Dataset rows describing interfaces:
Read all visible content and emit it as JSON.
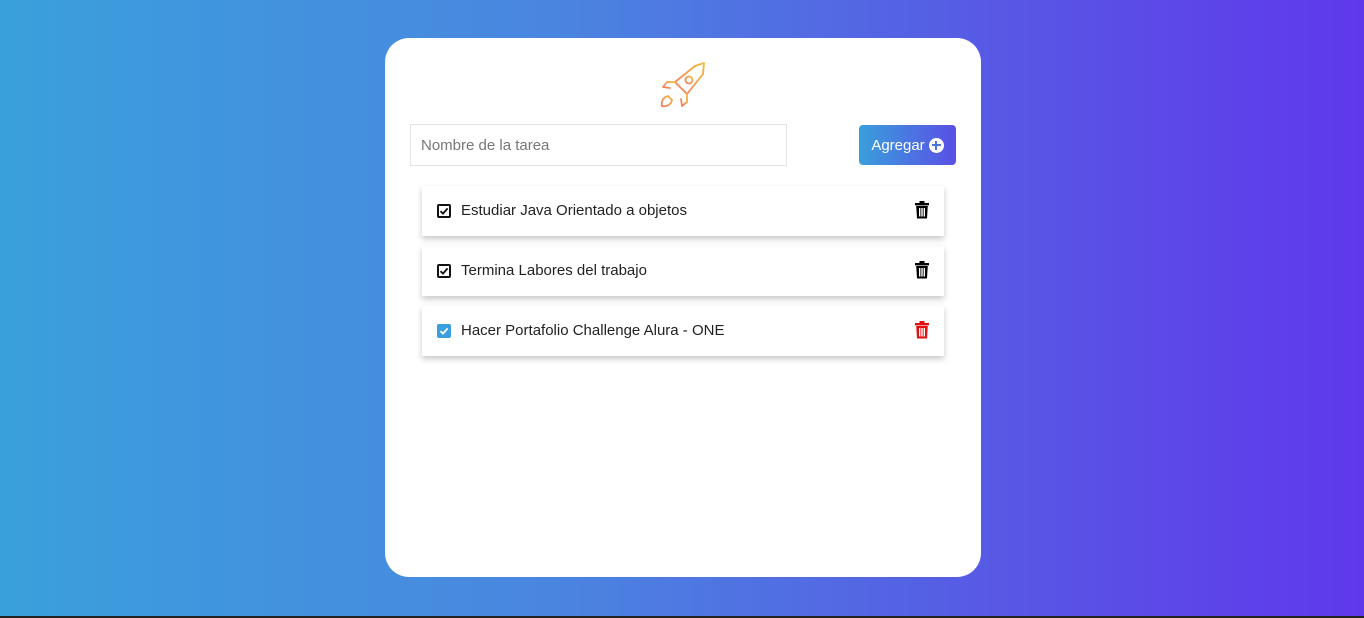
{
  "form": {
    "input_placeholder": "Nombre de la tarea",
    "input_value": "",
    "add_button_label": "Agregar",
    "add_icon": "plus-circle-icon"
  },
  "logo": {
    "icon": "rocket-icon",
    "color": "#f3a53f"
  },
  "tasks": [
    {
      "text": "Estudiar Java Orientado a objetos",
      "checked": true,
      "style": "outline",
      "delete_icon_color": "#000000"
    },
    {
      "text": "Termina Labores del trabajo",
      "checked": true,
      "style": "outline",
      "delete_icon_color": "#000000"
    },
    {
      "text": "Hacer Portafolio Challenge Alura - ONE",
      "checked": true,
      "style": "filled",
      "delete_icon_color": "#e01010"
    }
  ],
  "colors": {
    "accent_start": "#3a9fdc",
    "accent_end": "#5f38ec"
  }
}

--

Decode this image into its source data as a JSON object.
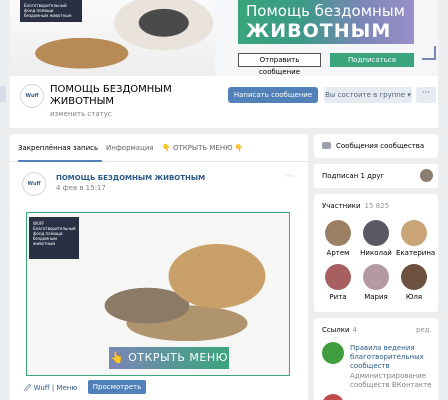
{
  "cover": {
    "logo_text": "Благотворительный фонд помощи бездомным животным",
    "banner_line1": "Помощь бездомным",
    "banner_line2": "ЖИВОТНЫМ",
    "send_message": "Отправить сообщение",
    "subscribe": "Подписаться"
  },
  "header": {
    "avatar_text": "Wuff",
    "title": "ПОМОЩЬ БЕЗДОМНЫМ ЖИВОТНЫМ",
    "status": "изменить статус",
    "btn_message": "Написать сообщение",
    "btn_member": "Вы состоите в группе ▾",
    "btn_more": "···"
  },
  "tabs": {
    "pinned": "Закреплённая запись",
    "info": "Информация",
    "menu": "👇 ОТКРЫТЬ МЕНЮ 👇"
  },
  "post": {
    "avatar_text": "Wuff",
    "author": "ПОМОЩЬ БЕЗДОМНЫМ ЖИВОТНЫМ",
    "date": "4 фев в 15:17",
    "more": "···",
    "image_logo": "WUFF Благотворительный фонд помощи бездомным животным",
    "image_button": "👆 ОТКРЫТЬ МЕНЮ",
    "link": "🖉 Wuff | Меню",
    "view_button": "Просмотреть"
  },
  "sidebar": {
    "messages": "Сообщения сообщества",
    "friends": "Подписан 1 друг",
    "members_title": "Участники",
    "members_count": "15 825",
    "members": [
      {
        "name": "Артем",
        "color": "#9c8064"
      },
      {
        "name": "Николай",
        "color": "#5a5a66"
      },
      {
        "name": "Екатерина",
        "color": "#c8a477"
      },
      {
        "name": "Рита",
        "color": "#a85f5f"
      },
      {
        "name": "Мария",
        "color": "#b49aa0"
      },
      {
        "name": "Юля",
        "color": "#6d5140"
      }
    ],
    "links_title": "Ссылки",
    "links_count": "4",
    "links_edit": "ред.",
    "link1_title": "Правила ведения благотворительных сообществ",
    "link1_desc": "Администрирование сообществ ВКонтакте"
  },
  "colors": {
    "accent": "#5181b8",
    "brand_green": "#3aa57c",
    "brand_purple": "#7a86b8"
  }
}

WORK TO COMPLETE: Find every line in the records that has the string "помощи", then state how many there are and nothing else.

OUTPUT BELOW: 2